In addition to population and demographic data, Tannen also looks at how each District voted in a couple of high-profile primaries that split the city—the 2016 primary between Hillary Clinton and Bernie Sanders, and the 2017 District Attorney primary—as a way of getting at the ideological valence of different parts of districts.
(Images: Jonathan Tannen, Sixty-Six Wards)
One unresolved issue is how much wiggle room Council will have when it comes to equalizing population. Tannen says they will try to equalize population within 5%, but other election experts have cited 10% as an upper bound. A new article by Katie Meyer at WHYY cites the 10% number.
“The only official criteria the Philadelphia Home Rule Charter gives are that the map must “consist of a ward or contiguous wards containing as nearly as possible the population factor obtained by dividing the City’s population at the preceding decennial census by ten.” That just means all the districts have to be connected, there must be 10 of them, and all must have roughly the same number of people in them. Generally, a population deviation of 10% or less is considered close enough in local redistricting."
That matters because 5% would end up requiring more boundary shifts, since most districts now are within the 10% range. The mapping technology of 2021 allows for enough precision that it should be possible to get very close to perfectly equal populations, and there isn’t a very good reason other than incumbent protection to allow more than 5% as an upper bound.
In fact, since the Mayor has a veto to use here, one way for Mayor Kenney to use his influence would be to announce early on that he’ll veto any map with more than 5% deviation between districts. There aren’t many direct ways for the Mayor’s office to influence this process, but the best way to try and establish some guardrails would be to make it clear to Council right at the outset what they need to do to avoid a veto showdown.
Meyer also flags an unintended problem that’s going to come up where, because District Council members have been abusing Councilmanic Prerogative to create District-wide zoning overlays, redrawing the Council district boundaries will also rezone people’s land at the same time.
The land-use question has gotten more complicated since the last round of redistricting. Council has imposed four district-specific zoning overlays — across the 4th, 5th, 8th, and 9th districts — and because that kind of bespoke building requirement has never before been in place over entire districts during a round of redistricting, it’s unclear if the requirements will simply conform to new district lines, stay within the old district, or become moot.
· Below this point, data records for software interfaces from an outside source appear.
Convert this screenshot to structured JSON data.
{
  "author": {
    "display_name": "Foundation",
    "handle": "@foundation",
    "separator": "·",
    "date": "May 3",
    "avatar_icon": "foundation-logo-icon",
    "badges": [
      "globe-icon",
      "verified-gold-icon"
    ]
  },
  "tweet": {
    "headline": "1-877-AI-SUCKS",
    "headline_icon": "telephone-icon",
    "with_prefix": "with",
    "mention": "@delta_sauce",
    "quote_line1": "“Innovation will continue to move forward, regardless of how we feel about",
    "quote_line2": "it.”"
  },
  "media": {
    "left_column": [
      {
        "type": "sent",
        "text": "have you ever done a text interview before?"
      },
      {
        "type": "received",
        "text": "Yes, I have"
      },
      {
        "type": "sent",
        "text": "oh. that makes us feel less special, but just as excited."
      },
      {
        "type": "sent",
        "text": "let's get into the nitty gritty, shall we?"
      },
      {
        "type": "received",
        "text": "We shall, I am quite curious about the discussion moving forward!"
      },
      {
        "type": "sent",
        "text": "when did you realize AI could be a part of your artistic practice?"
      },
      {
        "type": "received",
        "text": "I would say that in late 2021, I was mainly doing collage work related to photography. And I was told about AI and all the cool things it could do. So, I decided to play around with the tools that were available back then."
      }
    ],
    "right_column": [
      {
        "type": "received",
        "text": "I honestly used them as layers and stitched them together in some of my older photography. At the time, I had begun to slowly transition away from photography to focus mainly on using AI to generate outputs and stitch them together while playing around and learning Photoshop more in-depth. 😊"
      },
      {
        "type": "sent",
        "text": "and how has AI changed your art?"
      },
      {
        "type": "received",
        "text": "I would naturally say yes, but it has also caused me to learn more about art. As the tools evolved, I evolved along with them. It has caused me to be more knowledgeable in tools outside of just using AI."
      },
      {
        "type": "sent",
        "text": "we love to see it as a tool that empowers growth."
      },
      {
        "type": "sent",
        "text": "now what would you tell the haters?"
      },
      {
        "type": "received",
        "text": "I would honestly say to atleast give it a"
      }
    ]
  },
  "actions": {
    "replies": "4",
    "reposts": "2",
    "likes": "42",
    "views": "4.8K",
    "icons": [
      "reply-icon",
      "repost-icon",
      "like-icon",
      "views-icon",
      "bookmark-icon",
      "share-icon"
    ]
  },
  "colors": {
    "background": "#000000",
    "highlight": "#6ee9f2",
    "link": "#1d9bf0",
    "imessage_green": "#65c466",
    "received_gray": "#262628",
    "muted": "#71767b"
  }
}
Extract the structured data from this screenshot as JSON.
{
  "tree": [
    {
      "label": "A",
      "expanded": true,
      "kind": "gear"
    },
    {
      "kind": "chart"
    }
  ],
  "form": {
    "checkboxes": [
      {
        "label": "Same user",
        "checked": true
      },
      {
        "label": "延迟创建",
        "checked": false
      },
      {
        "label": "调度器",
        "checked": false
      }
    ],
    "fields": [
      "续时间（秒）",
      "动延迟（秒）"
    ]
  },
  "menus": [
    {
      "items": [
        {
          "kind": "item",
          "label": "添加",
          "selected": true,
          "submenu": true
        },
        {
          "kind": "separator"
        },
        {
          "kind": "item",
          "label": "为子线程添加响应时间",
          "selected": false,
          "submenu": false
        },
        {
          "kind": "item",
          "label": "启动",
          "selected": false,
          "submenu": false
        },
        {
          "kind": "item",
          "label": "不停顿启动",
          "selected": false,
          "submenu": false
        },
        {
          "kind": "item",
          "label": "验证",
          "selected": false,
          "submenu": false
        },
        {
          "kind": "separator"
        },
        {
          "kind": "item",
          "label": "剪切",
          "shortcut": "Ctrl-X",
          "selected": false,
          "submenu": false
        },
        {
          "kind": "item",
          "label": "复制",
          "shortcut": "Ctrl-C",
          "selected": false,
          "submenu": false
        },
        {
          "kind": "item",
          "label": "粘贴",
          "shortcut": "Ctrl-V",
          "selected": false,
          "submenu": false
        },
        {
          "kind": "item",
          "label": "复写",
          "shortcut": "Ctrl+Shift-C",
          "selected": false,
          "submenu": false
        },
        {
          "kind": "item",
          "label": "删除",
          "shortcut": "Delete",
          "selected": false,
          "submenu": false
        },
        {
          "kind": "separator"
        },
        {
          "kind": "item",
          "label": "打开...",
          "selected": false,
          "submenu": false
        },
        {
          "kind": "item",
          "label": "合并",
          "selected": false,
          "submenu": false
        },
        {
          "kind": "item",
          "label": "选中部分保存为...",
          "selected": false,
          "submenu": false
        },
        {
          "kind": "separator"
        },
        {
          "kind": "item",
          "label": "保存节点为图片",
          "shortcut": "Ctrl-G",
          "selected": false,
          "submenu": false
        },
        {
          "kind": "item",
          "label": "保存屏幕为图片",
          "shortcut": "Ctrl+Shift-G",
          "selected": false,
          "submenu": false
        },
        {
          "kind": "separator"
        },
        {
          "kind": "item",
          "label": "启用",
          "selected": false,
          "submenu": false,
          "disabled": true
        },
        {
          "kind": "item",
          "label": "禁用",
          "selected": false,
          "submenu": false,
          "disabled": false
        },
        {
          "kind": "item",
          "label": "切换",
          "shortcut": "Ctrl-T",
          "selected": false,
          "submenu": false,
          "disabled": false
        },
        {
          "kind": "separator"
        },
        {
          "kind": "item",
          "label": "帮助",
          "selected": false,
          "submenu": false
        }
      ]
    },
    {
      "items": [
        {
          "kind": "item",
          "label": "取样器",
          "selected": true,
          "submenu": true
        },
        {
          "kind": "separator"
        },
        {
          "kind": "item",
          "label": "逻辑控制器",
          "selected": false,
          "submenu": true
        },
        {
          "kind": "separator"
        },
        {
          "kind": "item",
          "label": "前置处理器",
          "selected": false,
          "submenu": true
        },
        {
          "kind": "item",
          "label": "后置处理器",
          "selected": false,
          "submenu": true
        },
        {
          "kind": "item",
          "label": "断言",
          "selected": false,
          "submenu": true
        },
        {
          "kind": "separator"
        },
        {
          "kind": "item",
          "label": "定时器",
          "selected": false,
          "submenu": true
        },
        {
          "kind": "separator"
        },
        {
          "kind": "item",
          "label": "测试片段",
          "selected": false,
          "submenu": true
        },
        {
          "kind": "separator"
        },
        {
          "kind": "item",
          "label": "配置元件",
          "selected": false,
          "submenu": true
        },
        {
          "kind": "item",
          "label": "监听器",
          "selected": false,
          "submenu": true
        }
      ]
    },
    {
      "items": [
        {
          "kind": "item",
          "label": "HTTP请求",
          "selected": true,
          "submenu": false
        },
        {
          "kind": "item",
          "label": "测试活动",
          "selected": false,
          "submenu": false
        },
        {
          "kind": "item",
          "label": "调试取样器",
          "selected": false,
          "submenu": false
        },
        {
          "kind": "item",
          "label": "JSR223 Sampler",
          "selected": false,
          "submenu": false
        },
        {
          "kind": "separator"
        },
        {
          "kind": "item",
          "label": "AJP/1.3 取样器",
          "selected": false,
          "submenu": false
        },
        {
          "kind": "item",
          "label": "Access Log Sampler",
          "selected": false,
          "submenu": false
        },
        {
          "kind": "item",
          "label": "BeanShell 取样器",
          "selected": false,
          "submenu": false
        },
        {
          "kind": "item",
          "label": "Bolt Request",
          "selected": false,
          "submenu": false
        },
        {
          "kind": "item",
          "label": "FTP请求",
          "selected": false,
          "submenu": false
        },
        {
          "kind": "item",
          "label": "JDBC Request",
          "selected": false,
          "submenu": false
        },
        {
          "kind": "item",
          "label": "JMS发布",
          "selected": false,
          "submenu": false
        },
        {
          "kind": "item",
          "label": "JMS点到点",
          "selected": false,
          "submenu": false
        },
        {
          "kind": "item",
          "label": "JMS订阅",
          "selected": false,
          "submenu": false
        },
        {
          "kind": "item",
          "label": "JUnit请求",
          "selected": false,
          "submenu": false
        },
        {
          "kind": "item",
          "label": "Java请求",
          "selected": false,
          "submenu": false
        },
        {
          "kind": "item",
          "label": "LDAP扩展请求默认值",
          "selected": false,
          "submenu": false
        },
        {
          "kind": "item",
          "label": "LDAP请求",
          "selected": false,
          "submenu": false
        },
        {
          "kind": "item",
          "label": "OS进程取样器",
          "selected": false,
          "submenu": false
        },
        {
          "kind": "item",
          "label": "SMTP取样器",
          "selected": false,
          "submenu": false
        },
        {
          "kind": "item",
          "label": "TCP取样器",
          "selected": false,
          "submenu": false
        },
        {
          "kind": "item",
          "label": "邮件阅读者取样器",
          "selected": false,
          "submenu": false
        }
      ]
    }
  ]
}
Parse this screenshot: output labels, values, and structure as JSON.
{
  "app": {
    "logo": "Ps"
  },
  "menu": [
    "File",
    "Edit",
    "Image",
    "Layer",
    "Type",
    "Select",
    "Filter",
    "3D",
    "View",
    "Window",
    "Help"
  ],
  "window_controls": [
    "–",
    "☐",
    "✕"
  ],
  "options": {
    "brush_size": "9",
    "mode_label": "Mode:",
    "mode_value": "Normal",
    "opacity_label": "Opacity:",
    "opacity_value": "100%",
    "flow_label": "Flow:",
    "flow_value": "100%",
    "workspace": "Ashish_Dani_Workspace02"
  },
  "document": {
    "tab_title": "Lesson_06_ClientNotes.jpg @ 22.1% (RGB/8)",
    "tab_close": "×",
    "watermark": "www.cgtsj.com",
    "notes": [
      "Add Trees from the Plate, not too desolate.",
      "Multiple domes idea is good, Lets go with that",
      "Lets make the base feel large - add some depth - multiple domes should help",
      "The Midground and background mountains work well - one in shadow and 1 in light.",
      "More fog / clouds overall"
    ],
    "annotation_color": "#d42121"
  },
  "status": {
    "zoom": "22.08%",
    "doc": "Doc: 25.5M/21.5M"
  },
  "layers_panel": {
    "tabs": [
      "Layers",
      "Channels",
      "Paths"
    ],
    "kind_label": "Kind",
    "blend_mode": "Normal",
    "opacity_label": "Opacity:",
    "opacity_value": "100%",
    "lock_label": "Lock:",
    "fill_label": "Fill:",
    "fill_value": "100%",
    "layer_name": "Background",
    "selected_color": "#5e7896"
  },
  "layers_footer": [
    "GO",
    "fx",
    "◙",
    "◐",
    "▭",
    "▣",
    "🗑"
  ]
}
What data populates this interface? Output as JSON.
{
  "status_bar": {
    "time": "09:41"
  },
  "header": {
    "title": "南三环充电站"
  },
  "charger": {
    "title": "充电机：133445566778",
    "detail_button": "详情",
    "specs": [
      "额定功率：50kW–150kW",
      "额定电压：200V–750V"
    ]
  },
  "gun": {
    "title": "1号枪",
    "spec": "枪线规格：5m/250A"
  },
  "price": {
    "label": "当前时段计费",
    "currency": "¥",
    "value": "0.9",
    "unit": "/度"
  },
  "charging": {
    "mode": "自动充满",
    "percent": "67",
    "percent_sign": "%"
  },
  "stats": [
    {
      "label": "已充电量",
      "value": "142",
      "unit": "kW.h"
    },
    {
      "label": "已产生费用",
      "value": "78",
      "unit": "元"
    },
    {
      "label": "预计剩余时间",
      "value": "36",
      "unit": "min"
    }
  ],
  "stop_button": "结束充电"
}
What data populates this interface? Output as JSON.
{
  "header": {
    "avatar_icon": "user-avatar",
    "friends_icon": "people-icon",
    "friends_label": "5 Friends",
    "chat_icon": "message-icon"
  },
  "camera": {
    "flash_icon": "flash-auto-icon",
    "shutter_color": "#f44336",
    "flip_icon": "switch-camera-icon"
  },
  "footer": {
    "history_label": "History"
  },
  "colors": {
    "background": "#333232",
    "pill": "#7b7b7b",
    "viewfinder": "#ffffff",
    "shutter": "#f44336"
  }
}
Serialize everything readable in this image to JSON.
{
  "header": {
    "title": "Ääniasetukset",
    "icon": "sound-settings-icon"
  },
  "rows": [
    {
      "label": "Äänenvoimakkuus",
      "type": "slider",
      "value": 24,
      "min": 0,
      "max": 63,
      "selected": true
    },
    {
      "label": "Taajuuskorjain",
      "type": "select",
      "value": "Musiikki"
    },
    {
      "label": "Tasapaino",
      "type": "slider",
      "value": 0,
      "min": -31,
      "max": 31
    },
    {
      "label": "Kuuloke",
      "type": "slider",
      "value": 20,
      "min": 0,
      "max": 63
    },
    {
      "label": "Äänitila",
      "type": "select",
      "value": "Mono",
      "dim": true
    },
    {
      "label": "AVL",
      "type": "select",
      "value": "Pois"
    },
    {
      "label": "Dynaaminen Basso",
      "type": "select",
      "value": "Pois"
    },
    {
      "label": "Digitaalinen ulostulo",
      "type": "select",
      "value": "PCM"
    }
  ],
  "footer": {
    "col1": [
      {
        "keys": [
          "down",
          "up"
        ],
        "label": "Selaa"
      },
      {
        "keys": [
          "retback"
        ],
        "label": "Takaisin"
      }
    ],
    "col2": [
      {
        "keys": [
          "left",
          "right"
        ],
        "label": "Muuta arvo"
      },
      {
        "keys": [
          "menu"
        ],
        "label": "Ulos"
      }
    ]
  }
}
“Especially in those communities that are changing, or are close to areas that are changing, land use decisions are a big part of this,” said Christmas. “And for example, if there’s a neighborhood or community that split across two or three different districts, they will have a more difficult time advocating for the sort of development or the sort of changes or lack thereof in the community that they may want to see.”
This problem really underscores the absurdity of how some District Councilmembers have been abusing the concept of a zoning overlay, as it shows pretty clearly that the overlay regulations don't really have any relationship to the problems of a particular geographic area, and are simply being applied arbitrarily to an area where an elected official happens to have the power to enact them. And when those district boundaries are drawn, the area subject to the regulations shifts too.
The whole situation calls out for state intervention to prevent local officials from enacting these kinds of over-broad regulations, and require a much tighter relationship between the regulation and the specific harm being addressed. This will be the first round of redistricting to have to deal with this District overlays problem, and it will be a fascinating legal question to watch play out between now and February.